ACTIVITY: Examine the entries and show every line in which the word "Network" is found.
%%
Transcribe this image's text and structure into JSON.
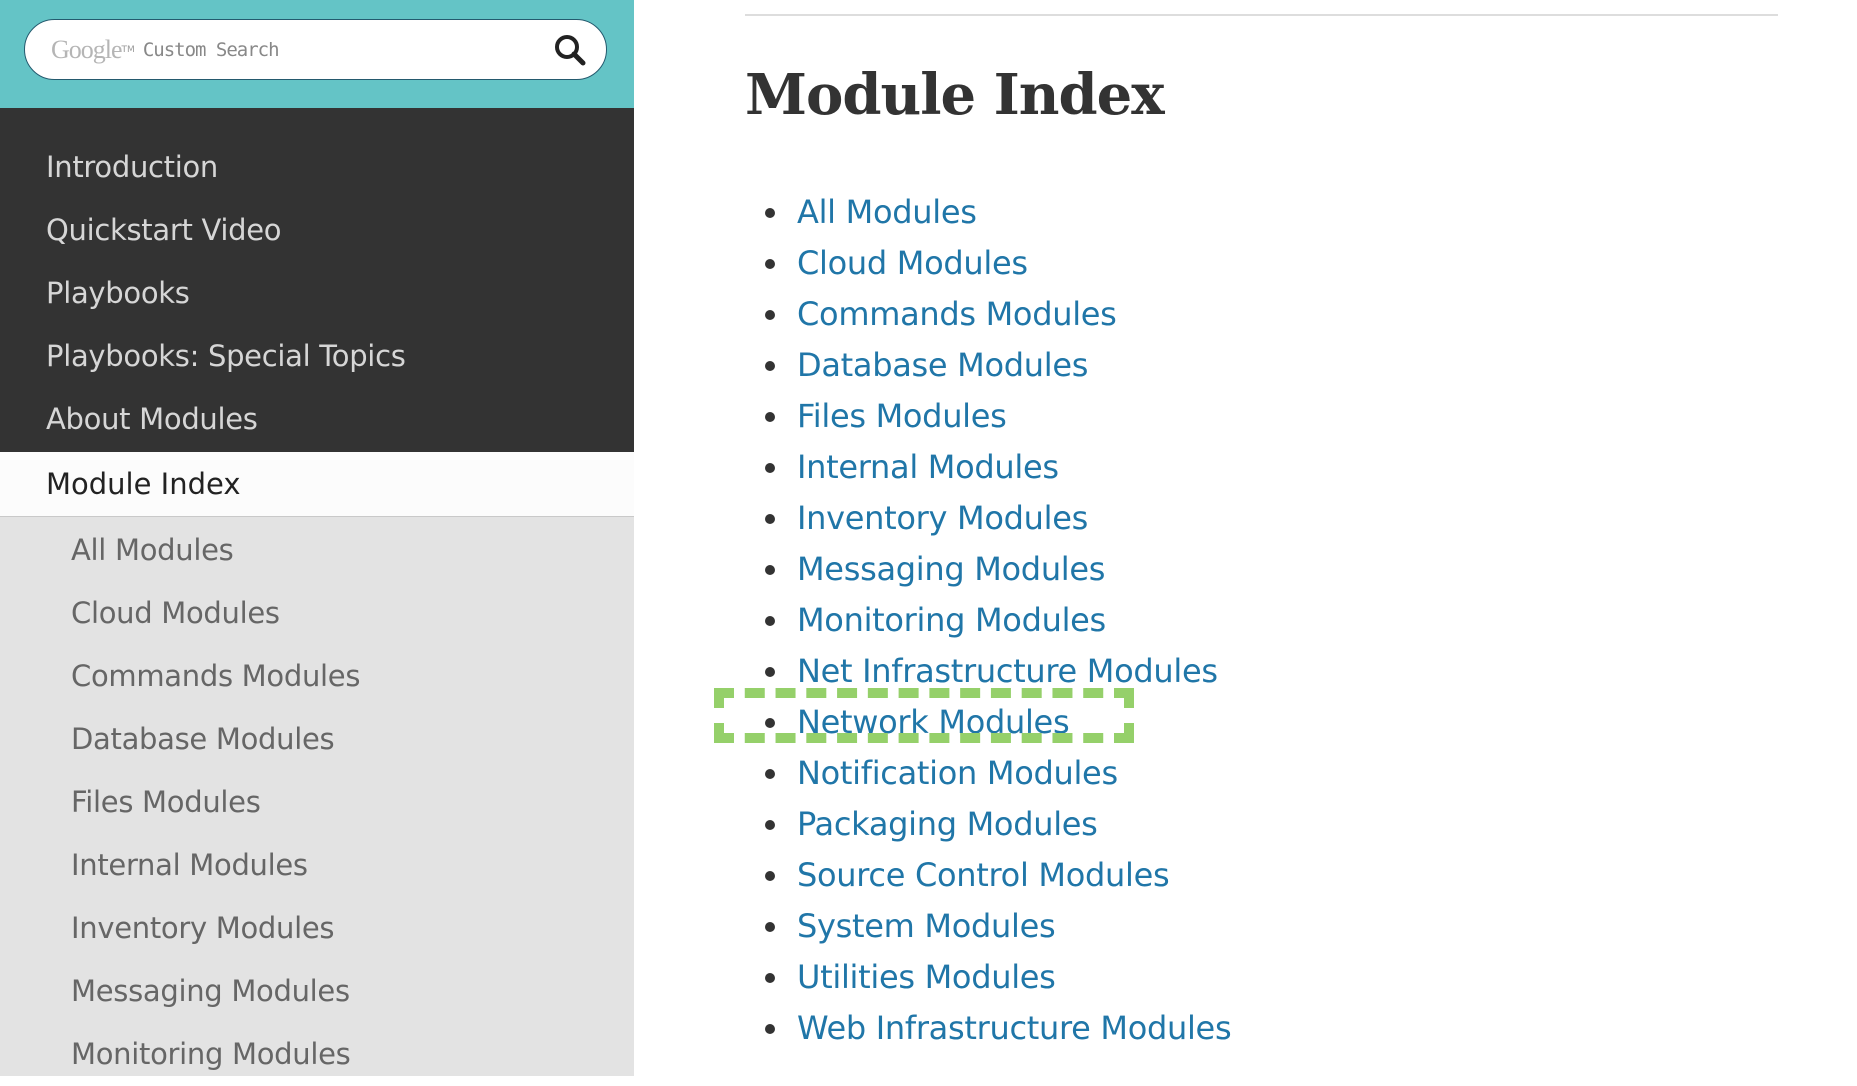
{
  "search": {
    "brand": "Google",
    "tm": "TM",
    "placeholder": "Custom Search",
    "icon": "search-icon"
  },
  "sidebar": {
    "items": [
      {
        "label": "Introduction"
      },
      {
        "label": "Quickstart Video"
      },
      {
        "label": "Playbooks"
      },
      {
        "label": "Playbooks: Special Topics"
      },
      {
        "label": "About Modules"
      }
    ],
    "active": "Module Index",
    "sub_items": [
      {
        "label": "All Modules"
      },
      {
        "label": "Cloud Modules"
      },
      {
        "label": "Commands Modules"
      },
      {
        "label": "Database Modules"
      },
      {
        "label": "Files Modules"
      },
      {
        "label": "Internal Modules"
      },
      {
        "label": "Inventory Modules"
      },
      {
        "label": "Messaging Modules"
      },
      {
        "label": "Monitoring Modules"
      }
    ]
  },
  "main": {
    "title": "Module Index",
    "links": [
      "All Modules",
      "Cloud Modules",
      "Commands Modules",
      "Database Modules",
      "Files Modules",
      "Internal Modules",
      "Inventory Modules",
      "Messaging Modules",
      "Monitoring Modules",
      "Net Infrastructure Modules",
      "Network Modules",
      "Notification Modules",
      "Packaging Modules",
      "Source Control Modules",
      "System Modules",
      "Utilities Modules",
      "Web Infrastructure Modules"
    ],
    "highlighted": "Network Modules"
  },
  "colors": {
    "teal": "#64c4c6",
    "dark": "#333333",
    "link": "#2076a8",
    "highlight": "#95d06a"
  }
}
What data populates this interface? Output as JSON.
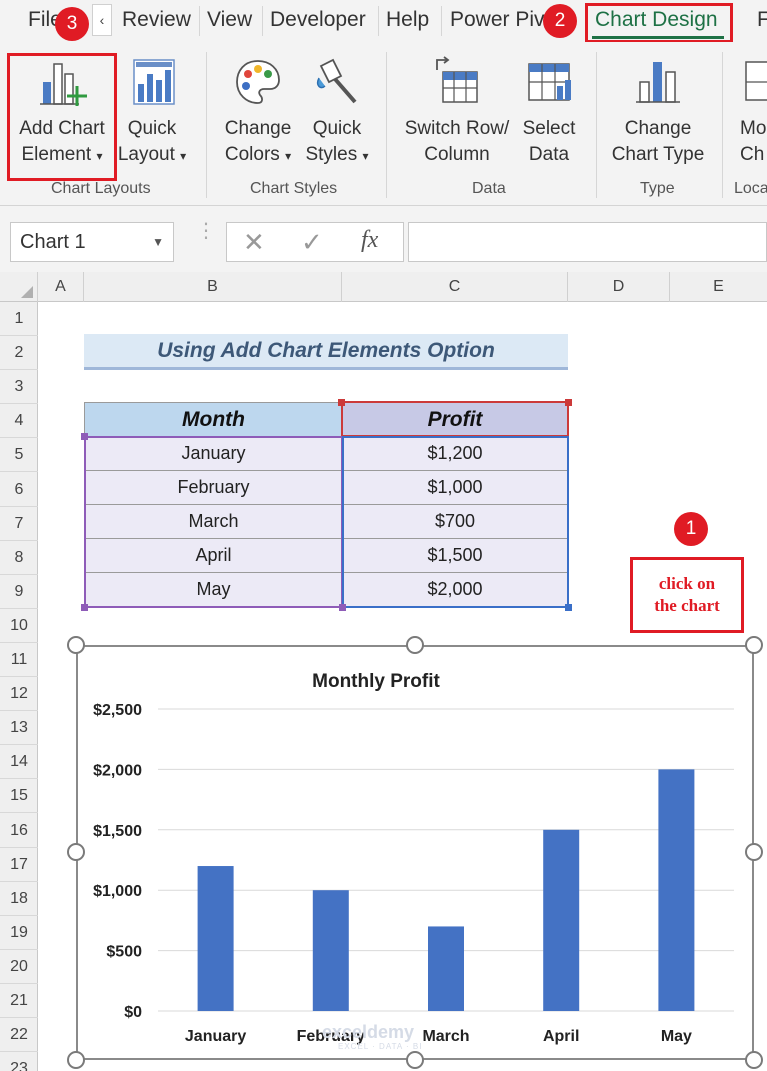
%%
ANSWER SPACE:
      "Network Modules",
    "highlighted": "Network Modules"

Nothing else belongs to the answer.